Writing several books before about guidance in parenting and dealing with risky behaviour while producing a memoir at 46 years old may seem quite young for some people, but Veronica has her own reasons: “I feel like these proverbs represent me better ‘Gajah mati meninggalkan gading, harimau mati meninggalkan belang’ (dead elephant left its ivory, dead tiger shed its stripes). People leave a legacy through their writings.
“I believe this memoir is the A series. There will be a B series, maybe in the next 10 to 20 years,” she grins. “But in between, I’m thinking to write a few books, more like ‘how-to’ book. The ideas will be fun, with subjects about doing social enterprise for dummies and how-to have fun in fundraising,” says the woman who is recognised as one of the United Nations’ nine Solutions Makers.

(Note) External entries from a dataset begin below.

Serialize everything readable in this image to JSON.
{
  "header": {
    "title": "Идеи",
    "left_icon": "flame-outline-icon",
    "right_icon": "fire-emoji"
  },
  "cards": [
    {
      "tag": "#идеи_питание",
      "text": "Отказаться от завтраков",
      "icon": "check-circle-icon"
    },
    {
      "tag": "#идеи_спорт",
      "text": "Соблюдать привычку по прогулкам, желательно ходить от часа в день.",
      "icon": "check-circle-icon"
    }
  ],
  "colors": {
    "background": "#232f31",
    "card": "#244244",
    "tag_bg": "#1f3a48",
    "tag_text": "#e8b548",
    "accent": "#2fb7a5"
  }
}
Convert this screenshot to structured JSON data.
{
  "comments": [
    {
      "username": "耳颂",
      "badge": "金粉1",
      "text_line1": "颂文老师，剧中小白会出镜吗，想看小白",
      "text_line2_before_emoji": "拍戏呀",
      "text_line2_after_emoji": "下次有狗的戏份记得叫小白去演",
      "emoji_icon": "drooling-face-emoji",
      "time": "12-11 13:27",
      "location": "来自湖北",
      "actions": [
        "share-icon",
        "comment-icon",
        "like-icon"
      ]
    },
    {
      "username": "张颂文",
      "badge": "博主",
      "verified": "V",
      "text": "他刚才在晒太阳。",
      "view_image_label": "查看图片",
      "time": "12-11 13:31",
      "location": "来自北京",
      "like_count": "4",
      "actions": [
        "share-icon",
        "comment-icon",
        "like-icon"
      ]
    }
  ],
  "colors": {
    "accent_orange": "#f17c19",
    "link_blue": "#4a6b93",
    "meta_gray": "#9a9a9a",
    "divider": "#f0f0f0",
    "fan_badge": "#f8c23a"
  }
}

Aside from writing, Veronica, a holder of a Master’s degree in Social Science from Imperial College London, finds joy in sharing. “I love to speak a lot to everyone as young as the fifth grader to university students and I think mentoring young people is awesome. The investment at that age is golden. I see myself going forward in the next 20 years doing what I truly love” she says.
She recently became a Big Circle mentor, along with Arto Soebiantoro (CEO of Gambaran Brand), Rene Suhardono (Limitless Campus), William Tanuwijaya (CEO of Tokopedia), Billy Boen (founder of Young on Top) and others. “These are really amazing, selfless people who continuously inspire and make a real impact in the world every day,” says Veronica.
This year, YCAB placed at No. 40 among the world’s top 500 NGOs. It’s the only NGO from Indonesia in the top 50. What is Veronica’s hope for the future? “I hope that YCAB will outlive me. Because the cause itself is noble: helping youth to be self reliant should stand for hundreds of years. That will be my greatest contribution to the world. Seems ambitious but not impossible. I purposely built a structure that perpetuates YCAB’s existence in the world. Why? Because this is not just YCAB business – it’s about our nation’s presence in the world.
“But everything YCAB has done, I owe it all to God’s grace. When people ask me ‘how have you achieved all this, Veronica?’ Honestly, a lot of things I didn’t know how to do it all at the beginning, but I guess God led the way. His grace truly flows when you are simply willing.”